'There may be ... problems! I think we should see another week of testing!' But there weren't problems, she knew. Jeremy had built the thing as if he'd built a dozen like it before. It had been all Lady LeJean could do to spin things out this long, especially with the Igor watching her like a hawk. 'What is your “name”, young person?' said Mr White to Jeremy. The clockmaker backed away. 'Jeremy,' he said, 'and I... I don't understand, Mr, er, White. A clock tells the time. A clock isn't dangerous. How can a clock be a problem? It's a perfect clock!'
'Then start it!'
'But her ladyship-' The door knocker thundered. 'Igor?' said Jeremy. 'Yeth, thur?' said Igor, from the hallway. 'How did the servant person get there?' said Mr White, still watching her ladyship. 'It's a, a sort of trick they, they have,' said Jeremy. 'I'm, I'm sure it's only-'
'It'th Dr Hopkinth, thur,' said Igor, entering from the hall. 'I told him you were buthy, but-' -but Dr Hopkins, although apparently as mild-mannered as milk, was also a Guild official and had survived as such for several years. Ducking under Igor's arm was no problem at all for a man who could handle a meeting of clockmakers, no two of whom exactly ticked in time with the rest of humanity. 'I just happened to have business this way,' he began, smiling brightly, 'and it was no trouble to drop in at the apothecary to pick up- Oh, you have company?' Igor grimaced, but there was the Code to think of. 'Thall I make thome tea, thur?' he said, as all the Auditors glared at the doctor. 'What is this tea?' Mr White demanded.
'It is protocol!' snapped Lady LeJean. Mr White hesitated. Protocol was important. 'Er, er, er, yes,' said Jeremy. 'Tea, Igor, please. Please.'

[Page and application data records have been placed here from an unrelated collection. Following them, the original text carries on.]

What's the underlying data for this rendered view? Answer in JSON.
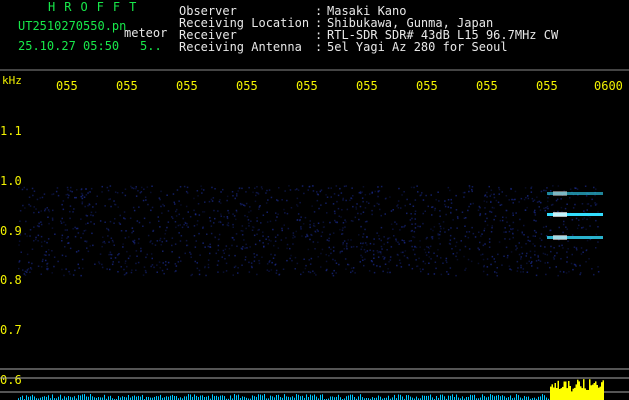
{
  "header": {
    "title": "HROFFT",
    "file_name": "UT2510270550.pn",
    "meteor_label": "meteor",
    "date_time": "25.10.27 05:50",
    "count": "5..",
    "info": [
      {
        "label": "Observer",
        "sep": ":",
        "value": "Masaki Kano"
      },
      {
        "label": "Receiving Location",
        "sep": ":",
        "value": "Shibukawa, Gunma, Japan"
      },
      {
        "label": "Receiver",
        "sep": ":",
        "value": "RTL-SDR SDR# 43dB L15 96.7MHz CW"
      },
      {
        "label": "Receiving Antenna",
        "sep": ":",
        "value": "5el Yagi Az 280 for Seoul"
      }
    ]
  },
  "axis": {
    "y_unit": "kHz",
    "y_ticks": [
      "1.1",
      "1.0",
      "0.9",
      "0.8",
      "0.7",
      "0.6"
    ],
    "x_ticks": [
      "055",
      "055",
      "055",
      "055",
      "055",
      "055",
      "055",
      "055",
      "055",
      "0600"
    ]
  },
  "colors": {
    "header_green": "#17e84a",
    "header_white": "#e8e8e8",
    "tick_yellow": "#f2f200",
    "noise_blue": "#1a2a8a",
    "echo_cyan": "#33ddff",
    "spectrum_cyan": "#00c8ff",
    "spectrum_yellow": "#ffff00"
  }
}
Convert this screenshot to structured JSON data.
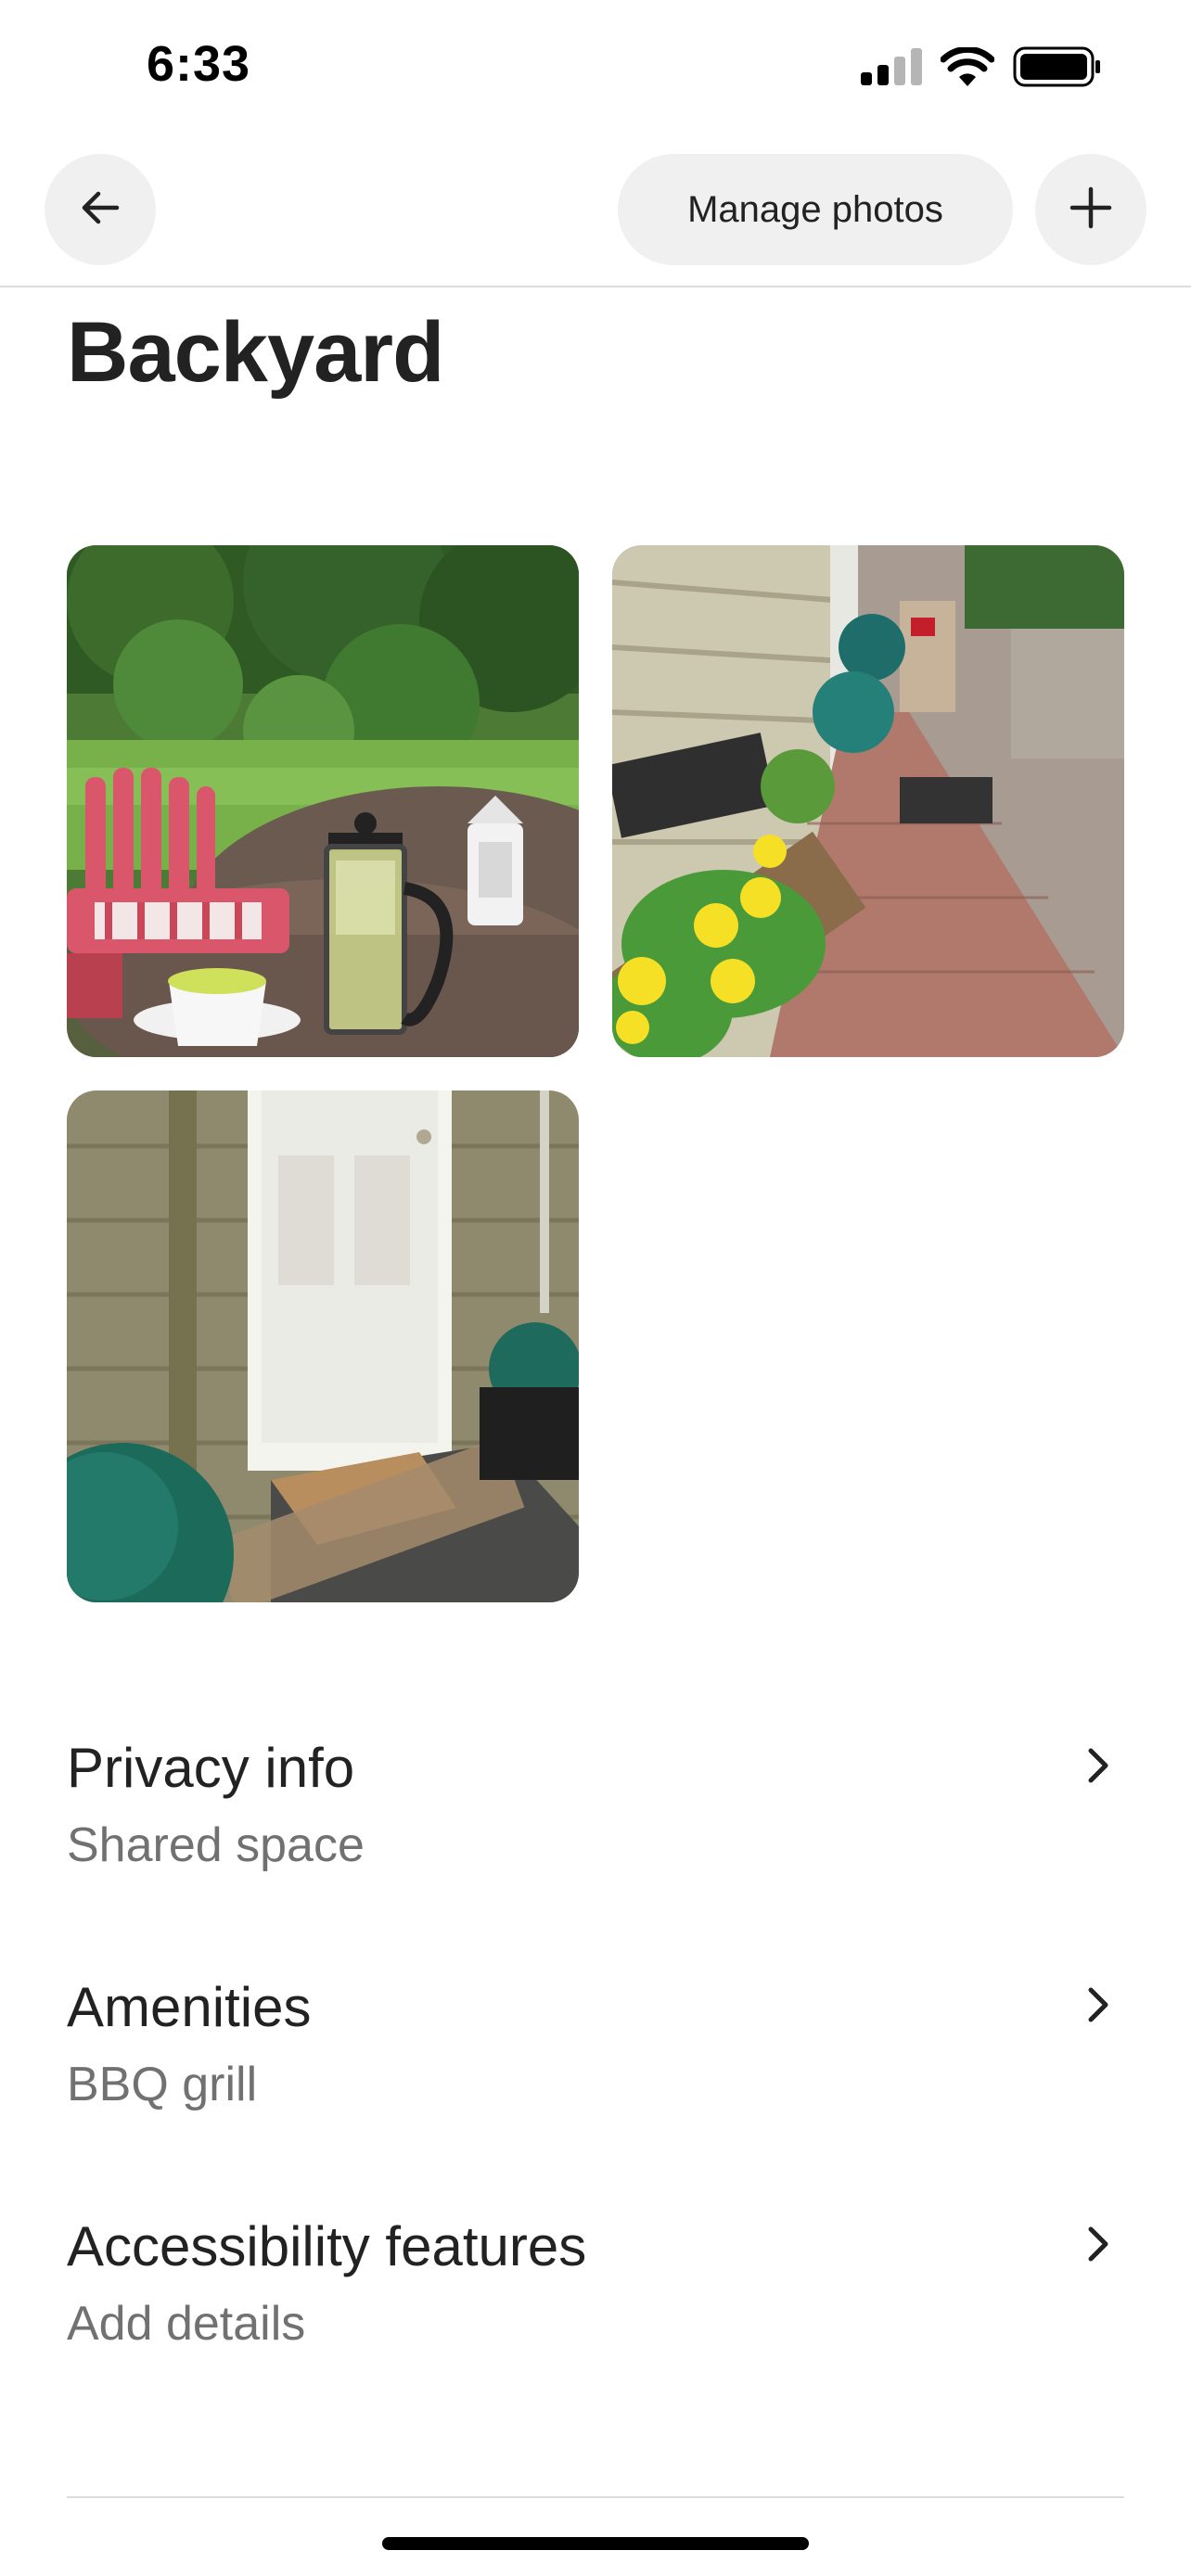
{
  "status_bar": {
    "time": "6:33",
    "icons": [
      "signal-icon",
      "wifi-icon",
      "battery-icon"
    ]
  },
  "nav": {
    "back_icon": "arrow-left-icon",
    "manage_photos_label": "Manage photos",
    "add_icon": "plus-icon"
  },
  "page": {
    "title": "Backyard"
  },
  "photos": [
    {
      "subject": "backyard patio with red adirondack chair, tea press and lantern"
    },
    {
      "subject": "side walkway with yellow flower planter"
    },
    {
      "subject": "white back door with doormat and topiary balls"
    }
  ],
  "rows": [
    {
      "title": "Privacy info",
      "subtitle": "Shared space",
      "icon": "chevron-right-icon"
    },
    {
      "title": "Amenities",
      "subtitle": "BBQ grill",
      "icon": "chevron-right-icon"
    },
    {
      "title": "Accessibility features",
      "subtitle": "Add details",
      "icon": "chevron-right-icon"
    }
  ],
  "colors": {
    "text_primary": "#222222",
    "text_secondary": "#717171",
    "button_bg": "#f0f0f0",
    "divider": "#dddddd"
  }
}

'My word, I see you have finished your clock!' said Dr Hopkins, apparently oblivious of an atmosphere that could have floated iron. 'What a magnificent piece of work!' The Auditors stared at one another as the doctor ambled past them and looked up at the glass face. 'Well done indeed, Jeremy!' he said, removing his glasses and polishing them enthusiastically. 'And what is this pretty blue glow?'
'It's, it's the crystal ring,' said Jeremy. 'It, it-'
'It spins light,' said Lady LeJean. 'And then it makes a hole in the universe.'
'Really?' said Dr Hopkins, putting his glasses back on. 'What an original idea! Does a cuckoo come out?' Tick Of the very worst words that can be heard by anyone high in the air, the pair known as 'Oh- oh' possibly combine the maximum of bowel-knotting terror with the minimum wastage of breath. When Lu-Tze uttered them, Lobsang didn't need a translation. He'd been watching the clouds for some time. They were getting blacker, and thicker, and darker. 'The handle's tingling!' shouted Lu-Tze. 'That's because there's a storm right above us!' screamed Lobsang. 'The sky was as clear as a bell a few minutes ago!' Ankh-Morpork was much closer now. Lobsang could make out some of the taller buildings, and see the river snaking across the plain. But the storm was coming up all around the city. 'I'm going to have to land this thing while I can!' Lu-Tze said. 'Hold on...' The stick dropped until it was a few feet above the cabbage fields. The plants were a rushing green blur inches below Lobsang's sandals. Lobsang heard another word that, while not the worst you can hear while airborne, is not at all good when it's said by the person steering. 'Er...'